Cyberattacks can also disrupt supply chains at any stage in the construction process, creating business interruptions, throwing off completion schedules and conceivably resulting in late penalties. In addition, vendors and suppliers can become points of entry into a general contractor’s network if their own cybersecurity protocols are not robust.

Protecting your company from intensifying cyber risks is a two-step process:

  • First, you should establish a cyber risk management program that starts with taking steps to assess potential weak points. This can be greatly aided by calling on the knowledge and expertise of a growing cadre of professional cyber risk engineers and specialists who understand the risks and who are aware of new and evolving threats.

  • Next, secure a cybersecurity insurance solution with the depth, breadth and flexibility to help mitigate your risks today and respond to the changing risks of tomorrow. Remember that while standard property coverages protect a wide range of property loss scenarios, from physical facilities and equipment to business interruption, they provide little or no cyber-specific coverages.

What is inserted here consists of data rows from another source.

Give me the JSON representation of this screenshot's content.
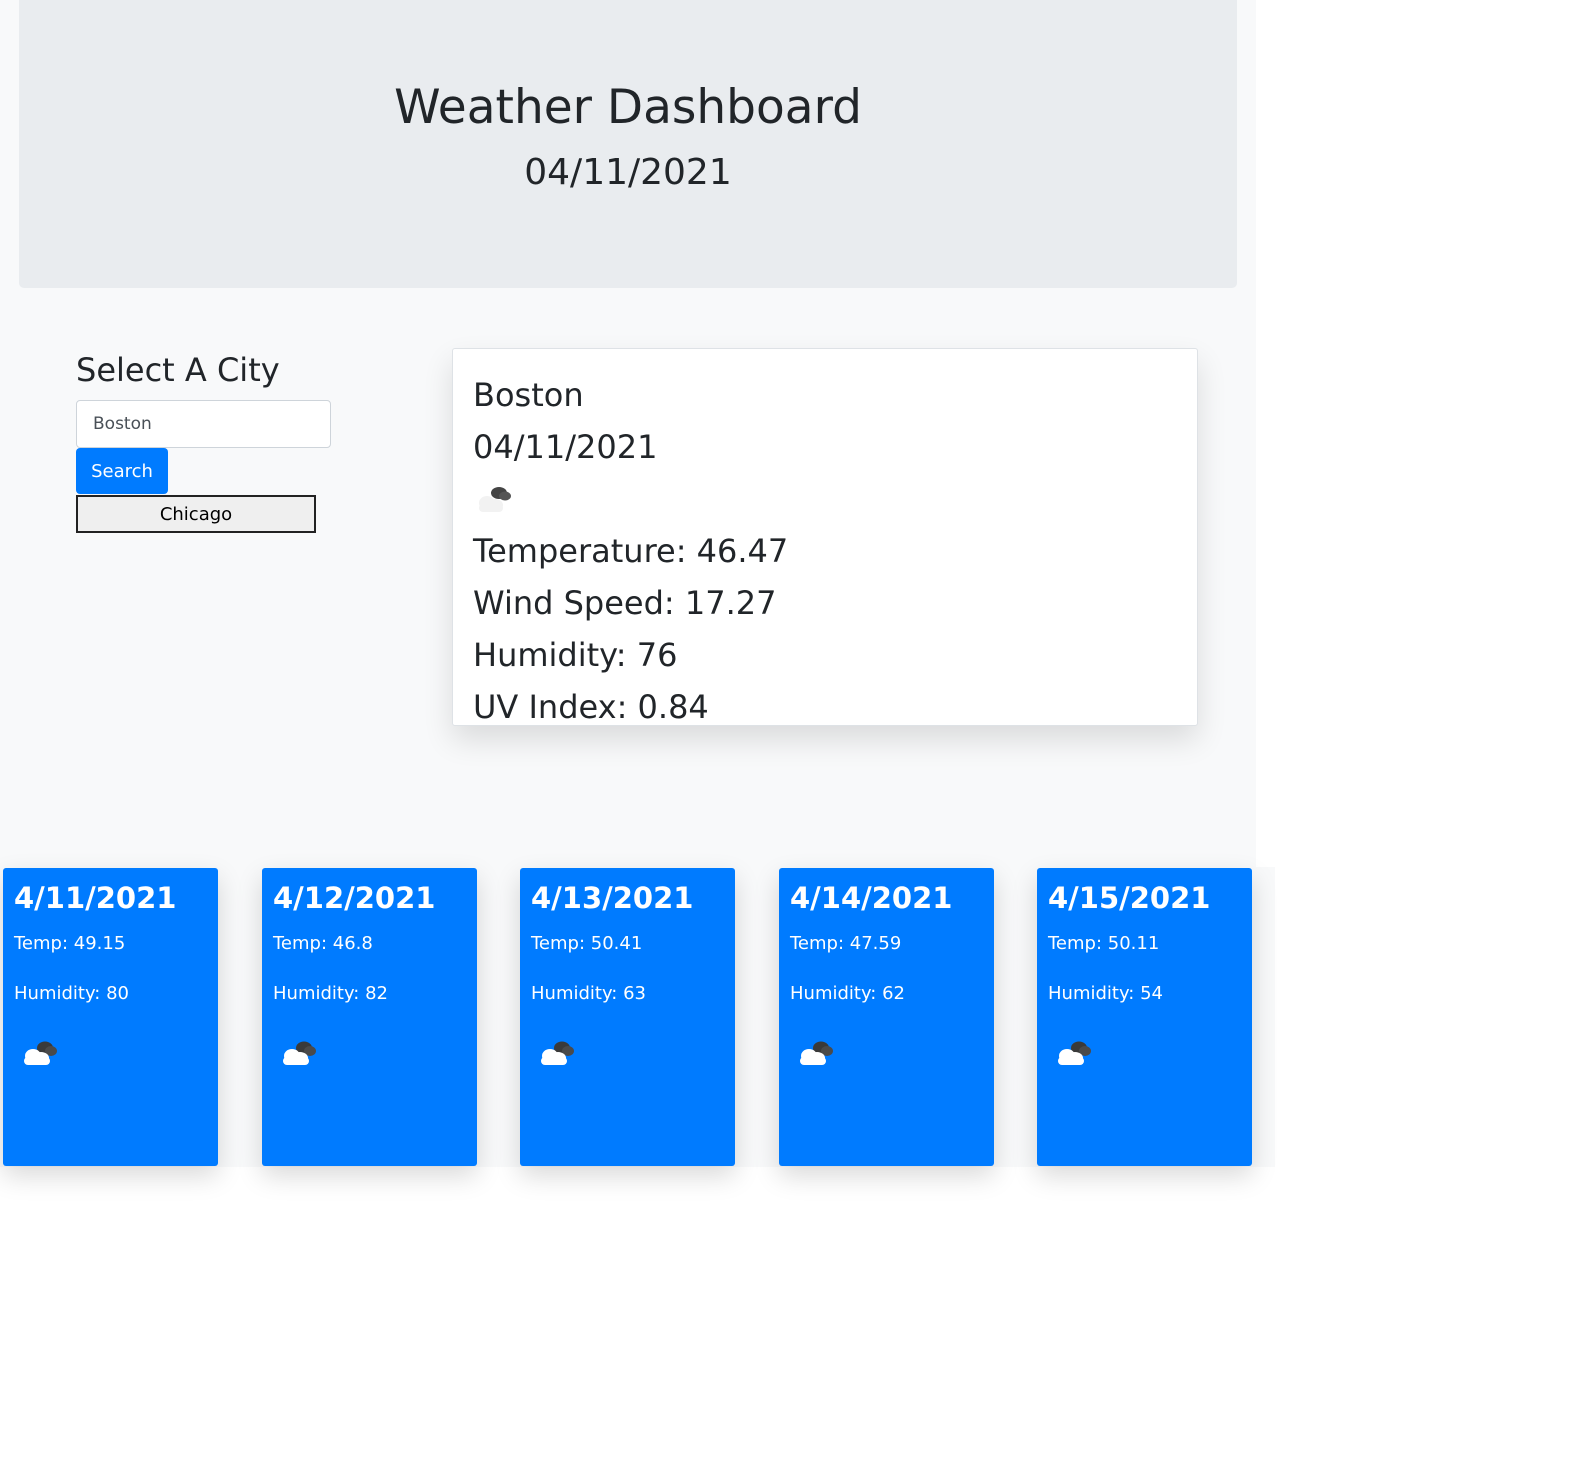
{
  "header": {
    "title": "Weather Dashboard",
    "date": "04/11/2021"
  },
  "search": {
    "heading": "Select A City",
    "input_value": "Boston",
    "button_label": "Search",
    "history": [
      "Chicago"
    ]
  },
  "current": {
    "city": "Boston",
    "date": "04/11/2021",
    "icon": "cloud-icon",
    "temperature": "Temperature: 46.47",
    "wind_speed": "Wind Speed: 17.27",
    "humidity": "Humidity: 76",
    "uv_index": "UV Index: 0.84"
  },
  "forecast": [
    {
      "date": "4/11/2021",
      "temp": "Temp: 49.15",
      "humidity": "Humidity: 80",
      "icon": "cloud-icon"
    },
    {
      "date": "4/12/2021",
      "temp": "Temp: 46.8",
      "humidity": "Humidity: 82",
      "icon": "cloud-icon"
    },
    {
      "date": "4/13/2021",
      "temp": "Temp: 50.41",
      "humidity": "Humidity: 63",
      "icon": "cloud-icon"
    },
    {
      "date": "4/14/2021",
      "temp": "Temp: 47.59",
      "humidity": "Humidity: 62",
      "icon": "cloud-icon"
    },
    {
      "date": "4/15/2021",
      "temp": "Temp: 50.11",
      "humidity": "Humidity: 54",
      "icon": "cloud-icon"
    }
  ],
  "colors": {
    "primary": "#007bff",
    "jumbotron": "#e9ecef",
    "background": "#f8f9fa"
  }
}
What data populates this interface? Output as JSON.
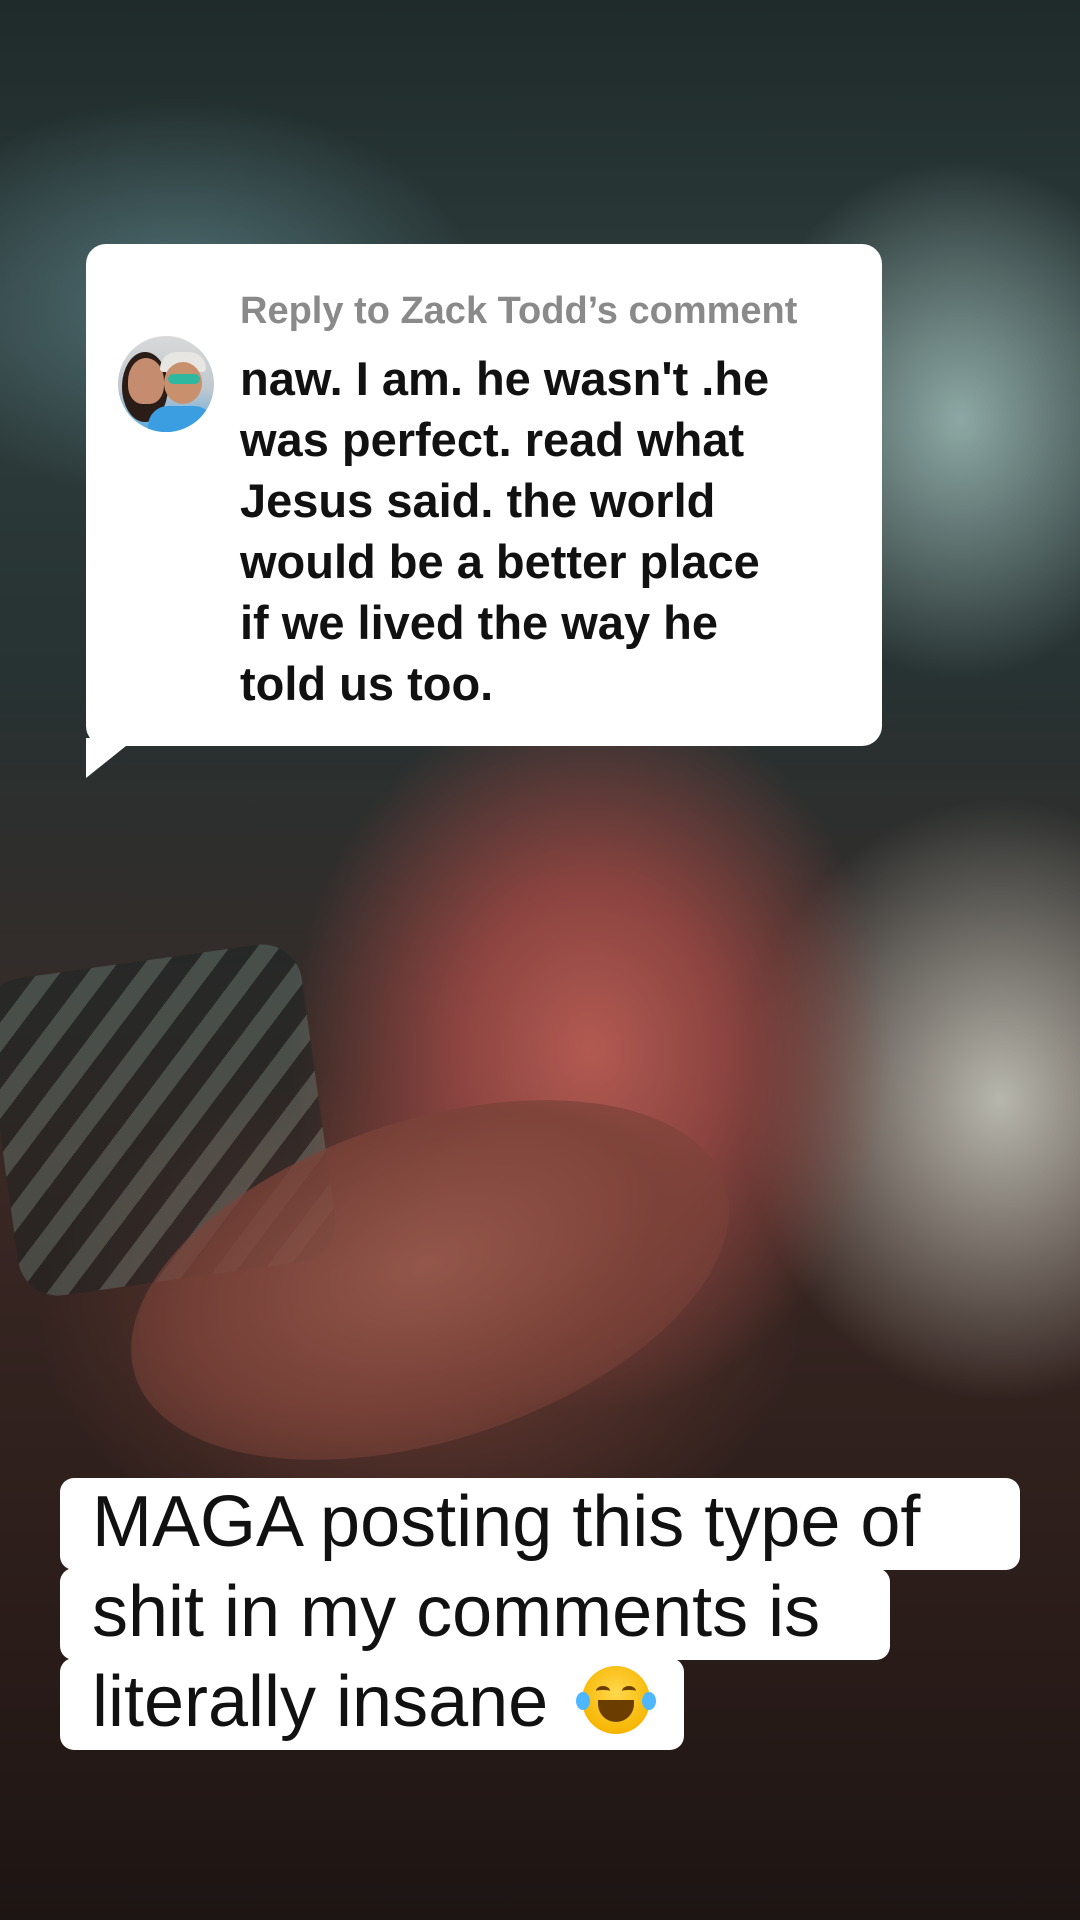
{
  "reply": {
    "label": "Reply to Zack Todd’s comment",
    "body": "naw. I am. he wasn't .he\nwas perfect. read what\nJesus said. the world\nwould be a better place\nif we lived the way he\ntold us too."
  },
  "caption": {
    "line1": "MAGA posting this type of",
    "line2": "shit in my comments is",
    "line3": "literally insane",
    "emoji": "face-with-tears-of-joy-icon"
  },
  "colors": {
    "card_bg": "#ffffff",
    "reply_label": "#8a8a8a",
    "text": "#111111"
  }
}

A dedicated cyber insurance solution is recommended to cover the bases.

One example is the Zurich Cyber Insurance Policy, which helps companies in a wide range of business segments protect against the risks and potential costs they might face from a major cyber event. Zurich recently added a new, industry-specific construction endorsement that can expand the already broad coverages of its cyber insurance solution to address the particular risks faced by construction contractors, including the availability of bid protection in some cases.

Zurich’s cyber insurance solution also includes risk assessments provided by experienced Cyber Risk Engineers. The goal is to determine whether networks or individual computers have already been infected as a prelude to making recommendations for going-forward risk mitigation strategies.

True cyber resilience begins with the realization that a cyberattack is a matter of when, not if. Whether an attack amounts to more than an unsuccessful attempt or becomes a costly, disruptive event depends on the cyber resilience strategies your company has in place.